In the discussion surrounding my previous post, one commenter suggested that the study of Pietism via Loescher's volume The Complete Timotheus Verinus, was way down the list of books that one should study should one be a newcomer to Lutheran theology.
I understand where he is coming from, but beg to disagree. Of course one should begin with the holy scriptures--well and often read--and follow with Luther's Small and Large Catechisms, and then the other symbolical books. Follow that with a thorough study of and familiarity with one's hymnal--Lutheranism's "third dogmatics book" (Stephenson)--and finally with some degree of familiarity with one of the major Lutheran dogmatics studies: one of the Piepers, or Koren, or Mueller (but not Jensen and Braaten). One should begin there. There are another thirty (to just "summon up" a number, heehee) volumes that could easily follow.
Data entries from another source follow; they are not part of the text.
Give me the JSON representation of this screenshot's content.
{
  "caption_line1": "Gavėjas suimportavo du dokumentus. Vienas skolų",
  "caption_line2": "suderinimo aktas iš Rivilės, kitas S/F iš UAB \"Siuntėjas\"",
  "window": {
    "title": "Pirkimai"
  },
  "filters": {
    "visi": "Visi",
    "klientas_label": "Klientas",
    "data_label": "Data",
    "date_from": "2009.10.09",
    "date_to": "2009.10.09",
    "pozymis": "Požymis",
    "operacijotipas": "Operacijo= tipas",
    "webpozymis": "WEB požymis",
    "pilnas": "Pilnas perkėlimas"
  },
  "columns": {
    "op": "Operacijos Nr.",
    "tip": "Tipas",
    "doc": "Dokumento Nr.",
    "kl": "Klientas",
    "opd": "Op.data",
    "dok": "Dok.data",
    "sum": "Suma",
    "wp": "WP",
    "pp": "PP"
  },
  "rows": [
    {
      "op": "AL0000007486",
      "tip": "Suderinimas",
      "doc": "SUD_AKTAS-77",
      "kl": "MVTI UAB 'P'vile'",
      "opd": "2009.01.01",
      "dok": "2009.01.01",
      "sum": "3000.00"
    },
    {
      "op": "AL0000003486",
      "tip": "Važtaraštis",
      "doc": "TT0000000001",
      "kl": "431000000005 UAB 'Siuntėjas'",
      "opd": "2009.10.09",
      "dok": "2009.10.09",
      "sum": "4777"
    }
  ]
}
Why would one start with something as obscure as the history of Pietism and its "evils"?
Here's one really good reason: Because it systematically lays out not only most of the heresies faced in today's churches, but also the correction to those heresies. And in so doing emphasizes and gives an overview of the minutiae of Lutheran teaching that will follow when one assumes the study of the infamous "thirty volumes". New Lutherans, having had a taste of rich Lutheran hymnody and liturgy, and having completed a compulsory catechism, would do well to introduce themselves to those things which threaten the precious gospel and the structure of teaching and practice which ensure its survival in our churches. A study of Pietism would accomplish this. Just consider this, a comment by blogger Mike Baker (quoted in part):
"Here were the reforms he [Spener] initially introduced (Since Pietism is rampant in the modern church, I have added our current equivelants in parenthesis to point out similar modern thinking):
1. the earnest and thorough study of the Bible in private meetings. (Small Groups and Conventicles)
2. the Christian priesthood being universal, the laity should share in the spiritual government of the Church (semi-congregationalism with weakened pastoral authority)
3. a knowledge of Christianity must be attended by the practice of it as its indispensable sign and supplement (deeds over creeds, proof of faith, and revivalism)
4. instead of merely didactic, and often bitter, attacks on the heterodox and unbelievers, a sympathetic and kindly treatment of them (less Law & Gospel sermons, more tolerance of theological differences, and unionism)
5. a reorganization of the theological training of the universities, giving more prominence to the devotional life (charismatic enthusiasm)
6. a different style of preaching, namely, in the place of pleasing rhetoric, the implanting of Christianity in the inner or new man, the soul of which is faith, and its effects the fruits of life. (Christian lifestyle preaching. Be more relevant. Stop being so Roman Catholic.)"
His full comment, along with more discussion of Pietism, can be found here.
Most new adult Lutherans are going to need much of this decoded for them. Yet most of the ills of modern American Christianity are broached here. In a more expanded study of Pietism, the scale of challenges to the gospel are clearly laid out. (Loescher actually classifes things like this: 1. The coarse teachings of the pietists; 2. The subtle teachings of the pietists; 3. The coarse practices of the pietists; 4. The subtle practices of the pietists.)
Along with some of the postings about Pietism I've already posted here and here, I think a newcomer to Lutheranism would have her curiosity well enough stimulated to look deeper into the things of Lutheranism. And, start work on the Thirty Volumes!
But then, I like a global view of things before diving in.
Anyway. Get reading.